Current and projected economics will not support any of themajor pipeline expansions to the Northeast from the Midwest atleast until 2004, a new study by Energy ERA, a Calgary, AB-basedenergy consulting firm, concludes. The Portland Natural GasTransmission and Maritimes &amp Northeast pipelines as well as thepipeline expansions currently planned in the Gulf of Mexico will besufficient to meet growing gas demand in the Northeast over thenext few years.

Energy ERA said despite the flood of new supply expected toarrive in the Midwest via Alliance Pipeline, the Northeast will notbe ready to absorb the surplus supply in the next five years.

Other secondary conclusions of the study, which is titled”Northeast Natural Gas: Pipeline Infrastructure &amp MarketDynamics,” include the likelihood there will be a major capacityturnback problem for Midwest-bound U.S. pipelines and that therewill be no need for additional seasonal storage in the Northeastand Midwest over the forecast period of the next 16 years ifseveral of the proposed Midwest-to-Northeast pipelines are built.

The study also took a close look at the gas price impact of eachplanned pipeline and all of the 2.8 Bcf/d of capacity proposed inaggregate. It estimated that a scenario involving nine proposedpipeline expansion projects that eliminated major overlappingprojects – one involving only Vector and Millennium rather thatIndependence and MarketLink for example – would cause an average$0.30/MMBtu price decline at New York City, a 22-cent drop at theDawn Hub in Ontario, a 10-cent drop at the Henry Hub and Chicago,and a 21-cent increase at the AECO C hub in western Canada.

The scenario includes the additions of Alliance, Vector,Millennium, PNGTS 2nd Expansion, Iroquois Expansion, TransCanada1999 Expansion, Trunkline abandonment, Columbia Gulf Expansion andNorthern Border 2000. The price impact would be only slightlydifferent if Independence replaced Vector-Millennium. The priceimpacts of other projects, including TriState, Great Lakes 300, anda second Iroquois project, also are examined. The conclusion isthat the gas market in the entire Northeast quadrant of thecontinent is in for some major changes over the next few years.

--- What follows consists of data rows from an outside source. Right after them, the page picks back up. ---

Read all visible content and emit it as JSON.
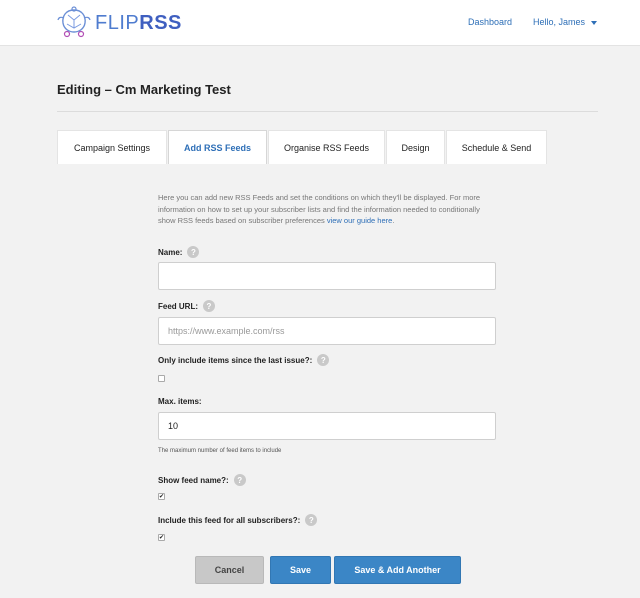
{
  "app": {
    "logo_flip": "FLIP",
    "logo_rss": "RSS"
  },
  "nav": {
    "dashboard": "Dashboard",
    "user": "Hello, James"
  },
  "page": {
    "title": "Editing – Cm Marketing Test"
  },
  "tabs": [
    {
      "label": "Campaign Settings",
      "active": false
    },
    {
      "label": "Add RSS Feeds",
      "active": true
    },
    {
      "label": "Organise RSS Feeds",
      "active": false
    },
    {
      "label": "Design",
      "active": false
    },
    {
      "label": "Schedule & Send",
      "active": false
    }
  ],
  "form": {
    "intro_text": "Here you can add new RSS Feeds and set the conditions on which they'll be displayed. For more information on how to set up your subscriber lists and find the information needed to conditionally show RSS feeds based on subscriber preferences ",
    "intro_link": "view our guide here",
    "intro_end": ".",
    "name_label": "Name:",
    "name_value": "",
    "feed_url_label": "Feed URL:",
    "feed_url_placeholder": "https://www.example.com/rss",
    "since_last_label": "Only include items since the last issue?:",
    "since_last_checked": false,
    "max_items_label": "Max. items:",
    "max_items_value": "10",
    "max_items_hint": "The maximum number of feed items to include",
    "show_feed_name_label": "Show feed name?:",
    "show_feed_name_checked": true,
    "all_subscribers_label": "Include this feed for all subscribers?:",
    "all_subscribers_checked": true,
    "help_glyph": "?",
    "check_glyph": "✔"
  },
  "buttons": {
    "cancel": "Cancel",
    "save": "Save",
    "save_add": "Save & Add Another"
  },
  "colors": {
    "accent": "#2e6fb7",
    "primary_button": "#3b86c6",
    "cancel_button": "#c8c8c8"
  }
}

“It’s very substantial, but I wasn’t surprised,” said KenVanderSchee, an analyst with Energy ERA, “Our study was based onhistorical usage, price differentials, and pipeline capacity, andwe found that the Northeast prices are very reactive to theexpansions.” The study predicted for the winter of 2001, New YorkCitygate prices without any expansion would be (U.S.) $2.95/MMBtu.Taking into account the first scenario of planned expansions, thestudy estimated the price will be $2.61.

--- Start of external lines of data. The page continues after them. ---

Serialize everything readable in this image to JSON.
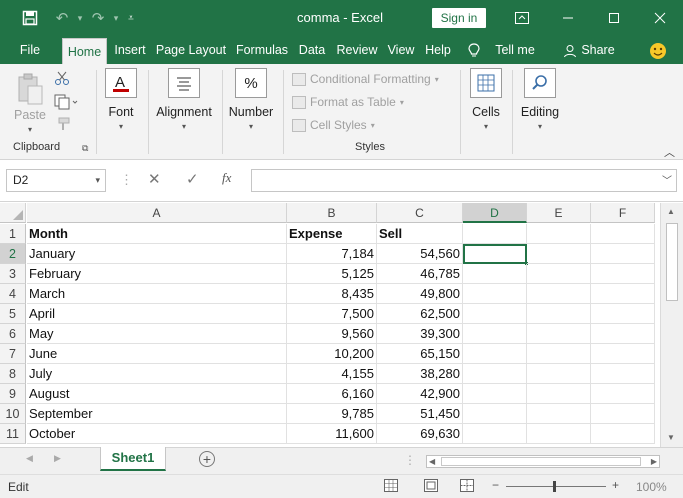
{
  "titlebar": {
    "doc_title": "comma  -  Excel",
    "signin_label": "Sign in",
    "save_icon": "save-icon",
    "undo_icon": "undo-icon",
    "redo_icon": "redo-icon",
    "customize_icon": "customize-qat-icon"
  },
  "tabs": {
    "file": "File",
    "home": "Home",
    "insert": "Insert",
    "page_layout": "Page Layout",
    "formulas": "Formulas",
    "data": "Data",
    "review": "Review",
    "view": "View",
    "help": "Help",
    "tell_me": "Tell me",
    "share": "Share"
  },
  "ribbon": {
    "clipboard": {
      "paste": "Paste",
      "group_label": "Clipboard"
    },
    "font": "Font",
    "alignment": "Alignment",
    "number": "Number",
    "styles": {
      "conditional_formatting": "Conditional Formatting",
      "format_as_table": "Format as Table",
      "cell_styles": "Cell Styles",
      "group_label": "Styles"
    },
    "cells": "Cells",
    "editing": "Editing"
  },
  "formula_bar": {
    "name_box": "D2",
    "formula": "",
    "fx_label": "fx"
  },
  "grid": {
    "columns": [
      "A",
      "B",
      "C",
      "D",
      "E",
      "F"
    ],
    "selected_column": "D",
    "rows": [
      {
        "n": "1",
        "a": "Month",
        "b": "Expense",
        "c": "Sell"
      },
      {
        "n": "2",
        "a": "January",
        "b": "7,184",
        "c": "54,560"
      },
      {
        "n": "3",
        "a": "February",
        "b": "5,125",
        "c": "46,785"
      },
      {
        "n": "4",
        "a": "March",
        "b": "8,435",
        "c": "49,800"
      },
      {
        "n": "5",
        "a": "April",
        "b": "7,500",
        "c": "62,500"
      },
      {
        "n": "6",
        "a": "May",
        "b": "9,560",
        "c": "39,300"
      },
      {
        "n": "7",
        "a": "June",
        "b": "10,200",
        "c": "65,150"
      },
      {
        "n": "8",
        "a": "July",
        "b": "4,155",
        "c": "38,280"
      },
      {
        "n": "9",
        "a": "August",
        "b": "6,160",
        "c": "42,900"
      },
      {
        "n": "10",
        "a": "September",
        "b": "9,785",
        "c": "51,450"
      },
      {
        "n": "11",
        "a": "October",
        "b": "11,600",
        "c": "69,630"
      }
    ],
    "selected_row": "2"
  },
  "sheets": {
    "active": "Sheet1"
  },
  "status": {
    "mode": "Edit",
    "zoom": "100%"
  },
  "colors": {
    "brand": "#217346",
    "ribbon_bg": "#f3f3f3"
  }
}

Economics are not favorable now and clearly won’t be favorablefor some time. “That’s not to say the moment some of these projectsopen, there will be no gas flowing through them,” VanderSchee said.”All we’re saying is that the study indicates it will be a whilebefore the transportation costs become more than the toll charges.”

The 150-page study is available on a confidential multi-clientbasis. For more information, see the notice at John Norris

©Copyright 1999 Intelligence Press, Inc. All rightsreserved. The preceding news report may not be republished orredistributed in whole or in part without prior written consent ofIntelligence Press, Inc.